◆ **Your objective**:
List all lines of the data that include the string "JSON".

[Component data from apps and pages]
——
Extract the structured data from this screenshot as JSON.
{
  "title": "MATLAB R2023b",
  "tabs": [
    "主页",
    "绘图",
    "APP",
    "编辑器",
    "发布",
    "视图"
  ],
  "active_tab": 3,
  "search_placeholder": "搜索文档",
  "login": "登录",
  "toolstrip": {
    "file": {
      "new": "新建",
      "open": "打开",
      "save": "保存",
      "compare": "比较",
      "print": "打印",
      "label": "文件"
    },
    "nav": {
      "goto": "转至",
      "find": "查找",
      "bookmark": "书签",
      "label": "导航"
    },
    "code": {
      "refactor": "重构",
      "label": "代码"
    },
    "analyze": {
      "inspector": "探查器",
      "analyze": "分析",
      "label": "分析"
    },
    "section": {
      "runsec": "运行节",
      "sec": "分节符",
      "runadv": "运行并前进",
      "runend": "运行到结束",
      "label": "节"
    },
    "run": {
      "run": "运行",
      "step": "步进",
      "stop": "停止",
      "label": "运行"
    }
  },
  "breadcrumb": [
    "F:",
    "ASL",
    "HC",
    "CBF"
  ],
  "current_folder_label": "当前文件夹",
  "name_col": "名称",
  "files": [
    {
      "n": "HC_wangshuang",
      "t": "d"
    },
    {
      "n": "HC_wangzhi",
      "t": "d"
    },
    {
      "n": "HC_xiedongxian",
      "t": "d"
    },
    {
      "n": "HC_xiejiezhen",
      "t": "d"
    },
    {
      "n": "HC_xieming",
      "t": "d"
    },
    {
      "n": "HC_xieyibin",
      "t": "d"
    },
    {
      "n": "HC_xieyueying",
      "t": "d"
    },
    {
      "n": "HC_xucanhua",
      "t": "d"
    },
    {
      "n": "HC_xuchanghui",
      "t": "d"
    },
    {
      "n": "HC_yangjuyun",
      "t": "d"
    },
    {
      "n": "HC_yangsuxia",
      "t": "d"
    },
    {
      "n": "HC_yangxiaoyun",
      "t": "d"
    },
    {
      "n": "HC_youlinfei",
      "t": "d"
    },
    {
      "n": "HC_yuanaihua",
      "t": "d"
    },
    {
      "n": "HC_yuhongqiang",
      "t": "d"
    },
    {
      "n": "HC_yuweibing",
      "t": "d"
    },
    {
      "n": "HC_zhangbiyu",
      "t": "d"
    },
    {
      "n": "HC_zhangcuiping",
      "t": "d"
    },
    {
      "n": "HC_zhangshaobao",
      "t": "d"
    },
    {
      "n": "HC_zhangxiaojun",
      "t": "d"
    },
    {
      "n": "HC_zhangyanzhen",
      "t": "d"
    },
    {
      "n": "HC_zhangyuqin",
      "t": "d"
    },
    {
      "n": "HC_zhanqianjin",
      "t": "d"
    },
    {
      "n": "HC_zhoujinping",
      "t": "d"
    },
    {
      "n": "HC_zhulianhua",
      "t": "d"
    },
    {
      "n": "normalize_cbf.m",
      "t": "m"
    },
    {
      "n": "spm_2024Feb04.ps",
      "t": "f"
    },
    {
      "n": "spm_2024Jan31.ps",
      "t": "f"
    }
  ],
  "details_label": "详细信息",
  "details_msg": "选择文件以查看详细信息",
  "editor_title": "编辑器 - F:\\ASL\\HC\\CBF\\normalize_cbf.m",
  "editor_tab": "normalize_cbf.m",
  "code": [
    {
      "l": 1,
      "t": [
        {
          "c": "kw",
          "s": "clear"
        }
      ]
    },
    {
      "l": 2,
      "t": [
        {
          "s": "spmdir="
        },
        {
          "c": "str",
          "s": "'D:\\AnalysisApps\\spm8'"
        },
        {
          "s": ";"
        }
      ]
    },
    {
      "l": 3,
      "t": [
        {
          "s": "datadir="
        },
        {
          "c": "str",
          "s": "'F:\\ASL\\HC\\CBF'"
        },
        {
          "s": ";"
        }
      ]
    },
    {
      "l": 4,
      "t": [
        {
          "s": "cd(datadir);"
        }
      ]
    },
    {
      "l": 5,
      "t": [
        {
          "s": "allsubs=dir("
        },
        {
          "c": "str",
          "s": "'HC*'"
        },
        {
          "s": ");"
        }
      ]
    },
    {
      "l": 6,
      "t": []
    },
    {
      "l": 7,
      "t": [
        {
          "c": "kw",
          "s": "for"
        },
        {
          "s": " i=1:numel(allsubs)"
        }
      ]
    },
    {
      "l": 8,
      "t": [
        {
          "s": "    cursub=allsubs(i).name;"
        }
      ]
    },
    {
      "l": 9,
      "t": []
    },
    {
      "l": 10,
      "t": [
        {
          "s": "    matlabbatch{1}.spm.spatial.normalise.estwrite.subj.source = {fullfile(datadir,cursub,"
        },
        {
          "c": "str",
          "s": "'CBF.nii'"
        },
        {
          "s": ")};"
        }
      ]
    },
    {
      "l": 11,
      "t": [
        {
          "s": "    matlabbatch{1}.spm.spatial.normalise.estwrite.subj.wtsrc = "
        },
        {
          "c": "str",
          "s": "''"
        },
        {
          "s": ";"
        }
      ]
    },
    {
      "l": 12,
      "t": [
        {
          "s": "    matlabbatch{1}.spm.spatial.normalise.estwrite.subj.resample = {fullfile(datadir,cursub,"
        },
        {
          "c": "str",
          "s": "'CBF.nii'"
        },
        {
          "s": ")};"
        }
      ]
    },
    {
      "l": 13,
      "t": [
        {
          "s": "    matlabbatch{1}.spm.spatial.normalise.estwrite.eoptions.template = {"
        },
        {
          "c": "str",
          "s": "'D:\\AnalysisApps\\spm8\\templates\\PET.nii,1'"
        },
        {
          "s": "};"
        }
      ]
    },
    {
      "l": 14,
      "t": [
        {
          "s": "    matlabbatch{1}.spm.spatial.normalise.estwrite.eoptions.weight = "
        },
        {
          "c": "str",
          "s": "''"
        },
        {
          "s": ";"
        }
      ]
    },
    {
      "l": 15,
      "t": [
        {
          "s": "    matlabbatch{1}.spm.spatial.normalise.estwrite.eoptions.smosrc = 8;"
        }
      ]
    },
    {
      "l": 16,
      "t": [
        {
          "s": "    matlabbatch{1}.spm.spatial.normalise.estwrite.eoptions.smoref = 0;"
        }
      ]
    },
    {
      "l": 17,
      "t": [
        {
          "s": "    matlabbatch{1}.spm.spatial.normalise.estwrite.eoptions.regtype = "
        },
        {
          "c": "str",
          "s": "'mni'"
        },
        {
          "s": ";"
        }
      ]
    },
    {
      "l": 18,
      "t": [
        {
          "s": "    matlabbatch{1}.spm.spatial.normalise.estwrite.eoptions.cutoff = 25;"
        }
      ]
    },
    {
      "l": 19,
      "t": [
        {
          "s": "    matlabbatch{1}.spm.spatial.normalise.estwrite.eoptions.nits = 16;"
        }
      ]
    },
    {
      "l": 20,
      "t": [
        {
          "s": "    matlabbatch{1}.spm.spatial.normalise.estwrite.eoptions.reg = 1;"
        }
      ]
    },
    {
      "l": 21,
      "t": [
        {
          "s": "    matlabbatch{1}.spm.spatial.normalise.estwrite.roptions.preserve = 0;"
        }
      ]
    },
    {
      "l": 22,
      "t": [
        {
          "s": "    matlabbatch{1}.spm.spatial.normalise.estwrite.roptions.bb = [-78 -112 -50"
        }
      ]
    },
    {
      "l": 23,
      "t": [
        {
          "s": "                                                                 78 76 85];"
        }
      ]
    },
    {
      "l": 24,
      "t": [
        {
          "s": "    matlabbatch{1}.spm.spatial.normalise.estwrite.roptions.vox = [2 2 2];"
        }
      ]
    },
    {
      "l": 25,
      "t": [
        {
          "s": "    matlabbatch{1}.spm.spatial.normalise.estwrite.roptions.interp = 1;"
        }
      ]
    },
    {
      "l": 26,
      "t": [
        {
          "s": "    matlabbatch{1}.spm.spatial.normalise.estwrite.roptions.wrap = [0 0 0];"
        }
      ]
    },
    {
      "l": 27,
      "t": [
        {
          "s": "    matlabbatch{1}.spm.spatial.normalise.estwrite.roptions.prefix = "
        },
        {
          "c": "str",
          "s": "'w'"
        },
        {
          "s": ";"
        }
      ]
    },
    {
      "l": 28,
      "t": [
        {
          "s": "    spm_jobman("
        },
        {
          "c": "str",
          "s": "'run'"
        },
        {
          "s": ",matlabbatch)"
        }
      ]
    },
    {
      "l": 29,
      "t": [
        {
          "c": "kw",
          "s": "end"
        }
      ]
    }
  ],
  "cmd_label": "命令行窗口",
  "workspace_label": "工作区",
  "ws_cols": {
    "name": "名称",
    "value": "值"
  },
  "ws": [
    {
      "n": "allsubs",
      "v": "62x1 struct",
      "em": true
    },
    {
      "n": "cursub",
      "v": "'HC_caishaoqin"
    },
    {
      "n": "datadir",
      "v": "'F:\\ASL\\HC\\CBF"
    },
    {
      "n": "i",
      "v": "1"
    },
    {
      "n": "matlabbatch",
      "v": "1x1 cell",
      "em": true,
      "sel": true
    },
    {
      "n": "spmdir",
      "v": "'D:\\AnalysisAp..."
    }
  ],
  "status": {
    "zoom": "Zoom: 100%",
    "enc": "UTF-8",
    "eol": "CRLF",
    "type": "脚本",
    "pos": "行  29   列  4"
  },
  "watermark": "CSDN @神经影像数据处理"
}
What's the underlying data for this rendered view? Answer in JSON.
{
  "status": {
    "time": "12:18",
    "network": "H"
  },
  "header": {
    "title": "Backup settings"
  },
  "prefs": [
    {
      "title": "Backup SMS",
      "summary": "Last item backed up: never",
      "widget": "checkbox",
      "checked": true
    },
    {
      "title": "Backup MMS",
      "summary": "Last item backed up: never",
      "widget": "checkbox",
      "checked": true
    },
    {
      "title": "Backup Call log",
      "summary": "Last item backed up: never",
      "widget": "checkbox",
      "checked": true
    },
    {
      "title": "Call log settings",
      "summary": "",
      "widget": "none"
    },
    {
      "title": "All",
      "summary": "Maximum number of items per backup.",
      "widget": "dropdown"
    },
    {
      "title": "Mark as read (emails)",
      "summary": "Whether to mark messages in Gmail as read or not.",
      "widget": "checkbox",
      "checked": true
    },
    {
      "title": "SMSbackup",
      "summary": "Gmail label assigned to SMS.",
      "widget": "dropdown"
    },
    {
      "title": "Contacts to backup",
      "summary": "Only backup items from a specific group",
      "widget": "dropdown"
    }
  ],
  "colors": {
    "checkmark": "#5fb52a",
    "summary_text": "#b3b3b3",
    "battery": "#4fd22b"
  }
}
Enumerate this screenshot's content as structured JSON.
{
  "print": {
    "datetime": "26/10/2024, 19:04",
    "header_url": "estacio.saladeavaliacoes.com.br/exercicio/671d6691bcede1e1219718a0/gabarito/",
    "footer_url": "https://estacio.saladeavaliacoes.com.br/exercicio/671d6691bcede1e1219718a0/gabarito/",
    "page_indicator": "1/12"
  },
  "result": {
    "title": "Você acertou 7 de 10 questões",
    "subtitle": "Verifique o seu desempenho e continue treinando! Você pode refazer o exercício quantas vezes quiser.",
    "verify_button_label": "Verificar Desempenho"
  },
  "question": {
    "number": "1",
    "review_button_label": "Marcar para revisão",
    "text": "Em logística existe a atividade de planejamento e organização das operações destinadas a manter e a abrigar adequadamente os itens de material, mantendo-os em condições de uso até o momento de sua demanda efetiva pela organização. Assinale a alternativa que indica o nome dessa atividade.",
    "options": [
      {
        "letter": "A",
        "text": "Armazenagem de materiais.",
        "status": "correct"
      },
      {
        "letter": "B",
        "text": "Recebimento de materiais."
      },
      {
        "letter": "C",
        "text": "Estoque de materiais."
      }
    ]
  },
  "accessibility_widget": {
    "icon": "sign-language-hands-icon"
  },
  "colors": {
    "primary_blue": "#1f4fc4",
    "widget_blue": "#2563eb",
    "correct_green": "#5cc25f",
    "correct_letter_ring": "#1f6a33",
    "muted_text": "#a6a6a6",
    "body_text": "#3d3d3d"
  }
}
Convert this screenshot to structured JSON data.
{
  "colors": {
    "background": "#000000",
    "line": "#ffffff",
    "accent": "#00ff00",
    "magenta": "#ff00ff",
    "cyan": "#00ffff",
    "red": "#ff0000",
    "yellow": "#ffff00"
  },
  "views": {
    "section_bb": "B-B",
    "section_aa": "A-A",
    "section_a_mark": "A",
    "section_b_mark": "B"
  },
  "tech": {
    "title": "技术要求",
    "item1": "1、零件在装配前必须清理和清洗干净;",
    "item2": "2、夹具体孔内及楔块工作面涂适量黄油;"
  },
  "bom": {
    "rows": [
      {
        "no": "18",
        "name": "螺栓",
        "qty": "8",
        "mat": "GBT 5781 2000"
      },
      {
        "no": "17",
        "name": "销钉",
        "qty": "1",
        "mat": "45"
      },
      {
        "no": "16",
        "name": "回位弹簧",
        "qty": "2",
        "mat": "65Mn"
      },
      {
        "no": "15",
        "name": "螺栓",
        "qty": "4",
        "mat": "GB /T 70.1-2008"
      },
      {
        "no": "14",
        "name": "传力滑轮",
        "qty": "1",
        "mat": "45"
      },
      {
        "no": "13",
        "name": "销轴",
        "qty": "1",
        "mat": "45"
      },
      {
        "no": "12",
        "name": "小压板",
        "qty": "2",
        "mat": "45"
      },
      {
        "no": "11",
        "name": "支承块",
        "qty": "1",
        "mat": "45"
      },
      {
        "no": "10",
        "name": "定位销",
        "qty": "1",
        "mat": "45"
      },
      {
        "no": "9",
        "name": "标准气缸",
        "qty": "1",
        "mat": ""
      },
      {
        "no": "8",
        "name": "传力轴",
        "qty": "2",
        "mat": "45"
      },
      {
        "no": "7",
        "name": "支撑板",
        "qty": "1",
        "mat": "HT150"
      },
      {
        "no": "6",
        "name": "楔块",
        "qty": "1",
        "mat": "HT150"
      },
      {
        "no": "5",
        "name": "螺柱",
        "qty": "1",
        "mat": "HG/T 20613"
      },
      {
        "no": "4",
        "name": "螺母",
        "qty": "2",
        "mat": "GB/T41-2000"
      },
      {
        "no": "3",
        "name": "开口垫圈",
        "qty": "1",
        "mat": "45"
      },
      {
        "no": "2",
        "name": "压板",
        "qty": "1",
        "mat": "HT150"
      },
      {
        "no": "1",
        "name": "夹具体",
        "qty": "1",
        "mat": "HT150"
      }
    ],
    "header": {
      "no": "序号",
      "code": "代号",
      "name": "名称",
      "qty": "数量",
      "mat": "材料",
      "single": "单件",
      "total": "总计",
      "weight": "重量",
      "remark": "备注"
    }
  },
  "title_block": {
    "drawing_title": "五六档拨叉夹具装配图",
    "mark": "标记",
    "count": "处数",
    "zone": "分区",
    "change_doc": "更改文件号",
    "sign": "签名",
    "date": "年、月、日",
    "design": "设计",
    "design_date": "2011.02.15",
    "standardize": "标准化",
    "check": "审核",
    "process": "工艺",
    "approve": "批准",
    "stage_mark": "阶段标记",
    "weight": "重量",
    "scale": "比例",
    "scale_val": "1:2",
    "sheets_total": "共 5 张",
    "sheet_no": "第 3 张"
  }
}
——
◆ **Answer below**:
Extract the structured data from this screenshot as JSON.
What's the underlying data for this rendered view? Answer in JSON.
Enumerate this screenshot's content as structured JSON.
Convert this screenshot to structured JSON data.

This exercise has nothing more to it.